As winter settles in, however, the comments page for Code Hero paints a dire portrait of the project’s status: a cascade of unhappy, empty-handed backers asking for refunds, which has more recently evolved into community investigation of where their money might have gone. Clicking around the project’s Kickstarter page and the official website, one gets the picture that the project’s team went completely quiet after missing its self-imposed early-September deadline. (Though you can continue to order $13 copies of the game on its apparently still-functional order form, if you wish.)
Perhaps the team has chosen to take a hard-line approach to completing their development with no further promises or teasers, even to the point of allowing a dissatisfied-customer backlash to flourish unchecked on their Kickstarter page. I would be delighted to see the team resurface a year from now with a polished 1.0 release. But today, I do not foresee this happening.
I surprised myself by feeling a little bit angry about this development as I revisited it recently. Not simply because the project may likely fail — I have been in the software business for long enough to let Failure just keep one of my guest parking passes in its car. It happens, and we move on. But from my perspective, this particular failure helps me better see what sounded a little off-key to me about this project when I first heard during its higher-energy days.
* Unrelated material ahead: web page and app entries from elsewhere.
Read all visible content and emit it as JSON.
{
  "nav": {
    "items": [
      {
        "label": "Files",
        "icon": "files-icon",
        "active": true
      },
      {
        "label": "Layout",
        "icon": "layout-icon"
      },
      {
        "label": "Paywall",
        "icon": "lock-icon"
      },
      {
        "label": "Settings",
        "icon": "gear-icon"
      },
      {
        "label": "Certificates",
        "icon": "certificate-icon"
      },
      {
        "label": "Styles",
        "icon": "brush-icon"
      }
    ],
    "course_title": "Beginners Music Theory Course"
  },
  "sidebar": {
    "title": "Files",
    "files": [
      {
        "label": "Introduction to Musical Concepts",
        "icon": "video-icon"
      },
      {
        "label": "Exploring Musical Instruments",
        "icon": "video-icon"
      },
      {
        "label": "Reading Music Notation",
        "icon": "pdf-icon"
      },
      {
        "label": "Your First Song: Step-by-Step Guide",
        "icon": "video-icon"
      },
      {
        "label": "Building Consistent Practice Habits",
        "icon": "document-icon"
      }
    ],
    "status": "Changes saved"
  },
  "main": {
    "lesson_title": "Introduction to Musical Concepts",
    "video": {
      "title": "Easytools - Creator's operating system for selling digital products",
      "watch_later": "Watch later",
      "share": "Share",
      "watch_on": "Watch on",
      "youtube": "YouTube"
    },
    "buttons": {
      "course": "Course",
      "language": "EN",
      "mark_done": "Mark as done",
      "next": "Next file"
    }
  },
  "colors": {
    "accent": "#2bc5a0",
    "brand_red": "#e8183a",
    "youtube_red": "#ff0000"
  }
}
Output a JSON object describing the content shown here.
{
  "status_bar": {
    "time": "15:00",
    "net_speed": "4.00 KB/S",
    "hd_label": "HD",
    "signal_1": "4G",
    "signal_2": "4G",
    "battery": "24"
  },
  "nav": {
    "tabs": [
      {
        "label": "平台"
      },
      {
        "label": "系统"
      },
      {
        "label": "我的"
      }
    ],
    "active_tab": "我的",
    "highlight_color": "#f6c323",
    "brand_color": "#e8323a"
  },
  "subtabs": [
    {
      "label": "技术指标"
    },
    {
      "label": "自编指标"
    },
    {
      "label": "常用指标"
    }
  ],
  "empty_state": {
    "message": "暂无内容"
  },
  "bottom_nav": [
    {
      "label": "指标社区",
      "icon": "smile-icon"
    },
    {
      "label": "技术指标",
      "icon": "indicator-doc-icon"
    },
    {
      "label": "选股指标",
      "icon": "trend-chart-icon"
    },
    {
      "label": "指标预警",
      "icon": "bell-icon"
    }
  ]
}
The problem, to my ear, lies right in the title: I very much doubt that an effort to teach game design or development that leads with code, or with any other technical aspect of the art, can truly succeed.
My frustration stems from the fact that this project received so much attention and money from good people hoping for what I fear is a magic bullet, when as far as I’m concerned we already know the best way to learn to make games, and it is this: Start making games. Pick up any tool at all that has a decent online community, and consider something a tad less varsity-level than Unity — Twine has been getting some well-deserved attention lately, for one, and there is also things like GameMaker or my beloved Inform. Start making tiny, awful games with broken code and ill-fitting rules that barely work, but nonetheless lurch towards the model in your head of the game that you know can be beautiful. Each attempt will make you better, and you might be shocked at how quickly you can iterate and improve.
Just as someone who is truly passionate about, say, running should consider nerdery over different brands of running shoes a distraction, so should someone truly determined to make games worry far less about tools and techniques than overall design goals. Once someone is determined to make a game, and is convinced that their dream is possible, they will teach themselves what they need to in order to make it happen. As far as I’m concerned, nothing beats making small, silly, but nonetheless completely self-motivated projects to demonstrate to oneself that one’s dreams are achievable.
The code is merely a means to an end. It’s a thing to get good at eventually, sure, if you decide that making video games is a thing you want to spend a lot more time doing. But just as good coders know about the evils of premature optimization, good developers should also know that premature emphasis on code over design presents a similarly tempting pitfall. It’s the wrong foot to lead with in any education about game-making, and I’m sad to see it lead to such a public and potentially discouraging failure in the case of Code Hero.
Pick up a tool. Make terrible games. Surprise yourself. Go.